■ RECORDS ■
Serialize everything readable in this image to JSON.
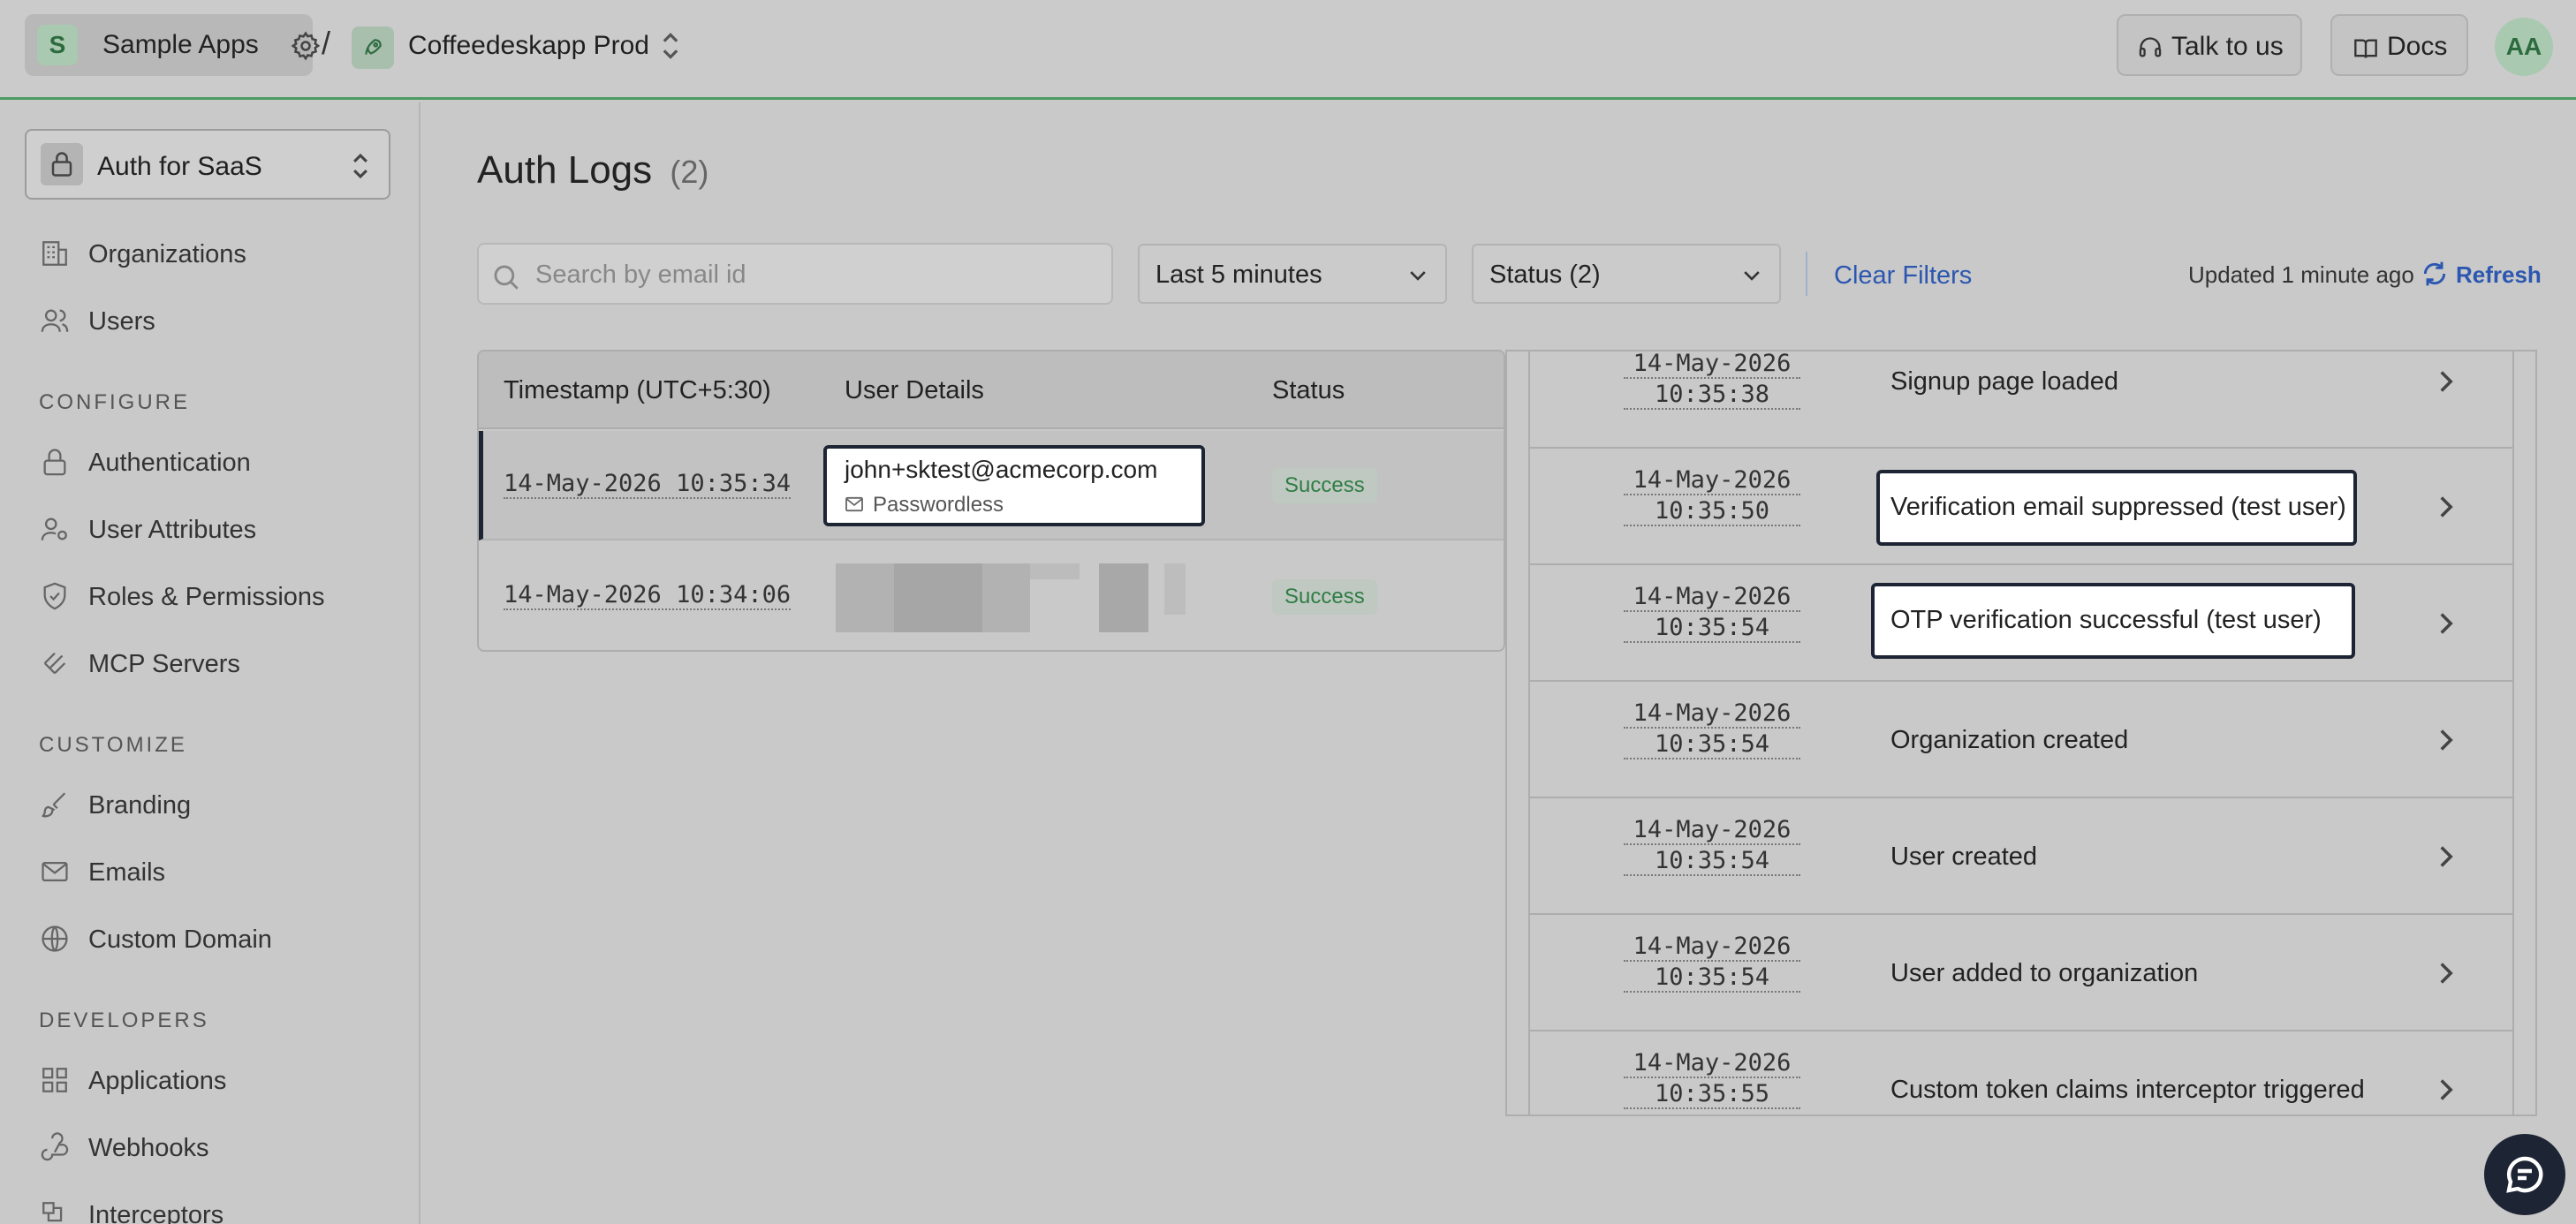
{
  "topbar": {
    "org": {
      "initial": "S",
      "name": "Sample Apps"
    },
    "separator": "/",
    "environment": {
      "name": "Coffeedeskapp Prod"
    },
    "talk_label": "Talk to us",
    "docs_label": "Docs",
    "user_initials": "AA"
  },
  "sidebar": {
    "project": "Auth for SaaS",
    "top_items": [
      {
        "label": "Organizations",
        "icon": "building-icon"
      },
      {
        "label": "Users",
        "icon": "users-icon"
      }
    ],
    "sections": [
      {
        "title": "CONFIGURE",
        "items": [
          {
            "label": "Authentication",
            "icon": "lock-icon"
          },
          {
            "label": "User Attributes",
            "icon": "user-attributes-icon"
          },
          {
            "label": "Roles & Permissions",
            "icon": "shield-icon"
          },
          {
            "label": "MCP Servers",
            "icon": "mcp-icon"
          }
        ]
      },
      {
        "title": "CUSTOMIZE",
        "items": [
          {
            "label": "Branding",
            "icon": "brush-icon"
          },
          {
            "label": "Emails",
            "icon": "mail-icon"
          },
          {
            "label": "Custom Domain",
            "icon": "globe-icon"
          }
        ]
      },
      {
        "title": "DEVELOPERS",
        "items": [
          {
            "label": "Applications",
            "icon": "grid-icon"
          },
          {
            "label": "Webhooks",
            "icon": "webhook-icon"
          },
          {
            "label": "Interceptors",
            "icon": "interceptor-icon"
          }
        ]
      }
    ]
  },
  "main": {
    "title": "Auth Logs",
    "count": "(2)",
    "search_placeholder": "Search by email id",
    "time_filter": "Last 5 minutes",
    "status_filter": "Status (2)",
    "clear_filters": "Clear Filters",
    "updated": "Updated 1 minute ago",
    "refresh": "Refresh",
    "table": {
      "headers": [
        "Timestamp (UTC+5:30)",
        "User Details",
        "Status"
      ],
      "rows": [
        {
          "timestamp": "14-May-2026 10:35:34",
          "email": "john+sktest@acmecorp.com",
          "method": "Passwordless",
          "status": "Success"
        },
        {
          "timestamp": "14-May-2026 10:34:06",
          "email": "",
          "method": "",
          "status": "Success"
        }
      ]
    },
    "events": [
      {
        "date": "14-May-2026",
        "time": "10:35:38",
        "label": "Signup page loaded"
      },
      {
        "date": "14-May-2026",
        "time": "10:35:50",
        "label": "Verification email suppressed (test user)"
      },
      {
        "date": "14-May-2026",
        "time": "10:35:54",
        "label": "OTP verification successful (test user)"
      },
      {
        "date": "14-May-2026",
        "time": "10:35:54",
        "label": "Organization created"
      },
      {
        "date": "14-May-2026",
        "time": "10:35:54",
        "label": "User created"
      },
      {
        "date": "14-May-2026",
        "time": "10:35:54",
        "label": "User added to organization"
      },
      {
        "date": "14-May-2026",
        "time": "10:35:55",
        "label": "Custom token claims interceptor triggered"
      }
    ]
  },
  "colors": {
    "accent_green": "#4d9a63",
    "link_blue": "#2c57b0",
    "success_green": "#2f7d44",
    "highlight_border": "#1d2433"
  }
}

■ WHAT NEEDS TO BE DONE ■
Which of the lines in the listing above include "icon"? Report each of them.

■ SOLUTION ■
        "icon": "building-icon"
        "icon": "users-icon"
            "icon": "lock-icon"
            "icon": "user-attributes-icon"
            "icon": "shield-icon"
            "icon": "mcp-icon"
            "icon": "brush-icon"
            "icon": "mail-icon"
            "icon": "globe-icon"
            "icon": "grid-icon"
            "icon": "webhook-icon"
            "icon": "interceptor-icon"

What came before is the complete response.